## Task details:
Search the data for the word "info" and copy every line that contains it.

[Collected data entries]
__________

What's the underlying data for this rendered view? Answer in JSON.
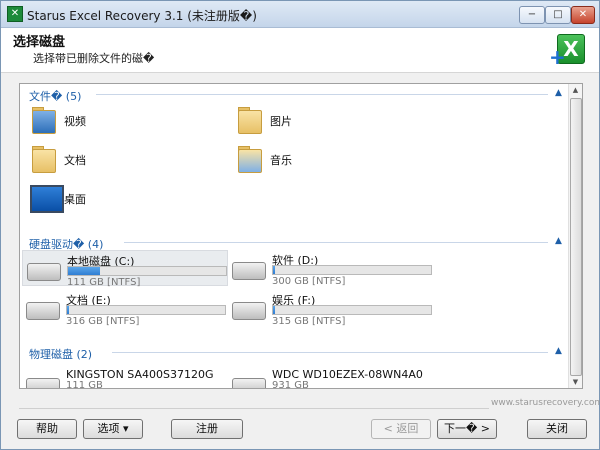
{
  "window": {
    "title": "Starus Excel Recovery 3.1 (未注册版�)",
    "minimize": "−",
    "maximize": "□",
    "close": "✕"
  },
  "header": {
    "title": "选择磁盘",
    "subtitle": "选择带已删除文件的磁�",
    "logo_letter": "X",
    "logo_plus": "+"
  },
  "groups": {
    "folders": {
      "label": "文件� (5)",
      "collapse": "▲"
    },
    "drives": {
      "label": "硬盘驱动� (4)",
      "collapse": "▲"
    },
    "physical": {
      "label": "物理磁盘 (2)",
      "collapse": "▲"
    }
  },
  "folders": [
    {
      "label": "视频",
      "icon": "video-folder-icon"
    },
    {
      "label": "图片",
      "icon": "pictures-folder-icon"
    },
    {
      "label": "文档",
      "icon": "documents-folder-icon"
    },
    {
      "label": "音乐",
      "icon": "music-folder-icon"
    },
    {
      "label": "桌面",
      "icon": "desktop-icon"
    }
  ],
  "drives": [
    {
      "name": "本地磁盘 (C:)",
      "info": "111 GB [NTFS]",
      "used": 0.2
    },
    {
      "name": "软件 (D:)",
      "info": "300 GB [NTFS]",
      "used": 0.01
    },
    {
      "name": "文档 (E:)",
      "info": "316 GB [NTFS]",
      "used": 0.01
    },
    {
      "name": "娱乐 (F:)",
      "info": "315 GB [NTFS]",
      "used": 0.01
    }
  ],
  "physical": [
    {
      "name": "KINGSTON SA400S37120G",
      "info": "111 GB"
    },
    {
      "name": "WDC WD10EZEX-08WN4A0",
      "info": "931 GB"
    }
  ],
  "footer": {
    "url": "www.starusrecovery.com",
    "help": "帮助",
    "options": "选项 ▾",
    "register": "注册",
    "back": "< 返回",
    "next": "下一� >",
    "close": "关闭"
  },
  "colors": {
    "accent": "#1e5fa8",
    "progress": "#2f7ed2",
    "close_button": "#c6432c"
  }
}
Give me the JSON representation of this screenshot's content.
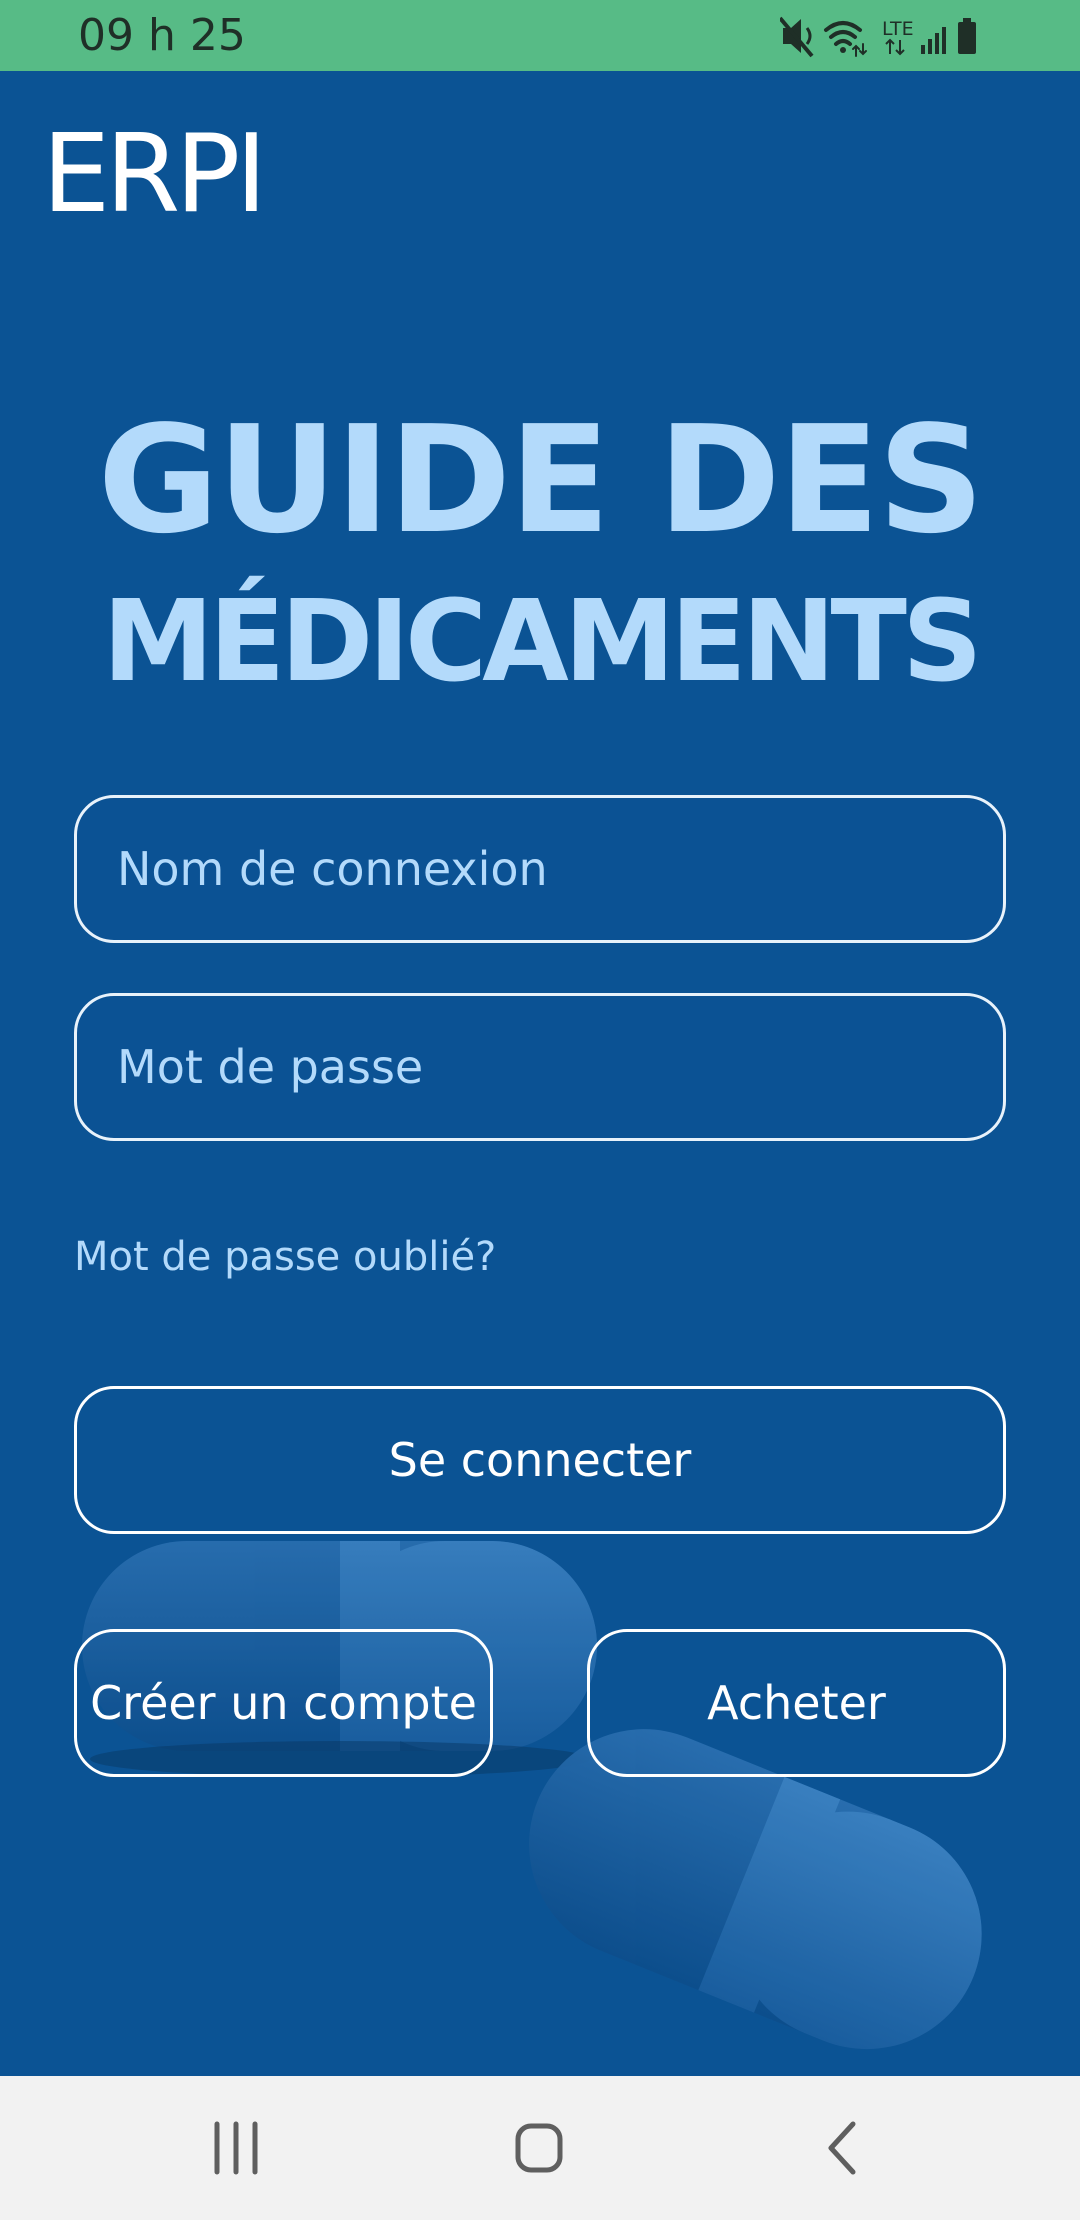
{
  "status_bar": {
    "time": "09 h 25",
    "network_label": "LTE",
    "icons": [
      "mute-icon",
      "wifi-icon",
      "lte-data-icon",
      "signal-icon",
      "battery-icon"
    ],
    "background": "#57bb86"
  },
  "app": {
    "logo": "ERPI",
    "headline_line1": "GUIDE DES",
    "headline_line2": "MÉDICAMENTS",
    "background": "#0b5394",
    "accent": "#b3dafb"
  },
  "login_form": {
    "username_placeholder": "Nom de connexion",
    "password_placeholder": "Mot de passe",
    "forgot_password": "Mot de passe oublié?",
    "connect_label": "Se connecter",
    "create_account_label": "Créer un compte",
    "buy_label": "Acheter"
  },
  "nav_bar": {
    "icons": [
      "recent-apps-icon",
      "home-icon",
      "back-icon"
    ]
  }
}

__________

## Answer box:
      "info": "111 GB [NTFS]",
      "info": "300 GB [NTFS]",
      "info": "316 GB [NTFS]",
      "info": "315 GB [NTFS]",
      "info": "111 GB"
      "info": "931 GB"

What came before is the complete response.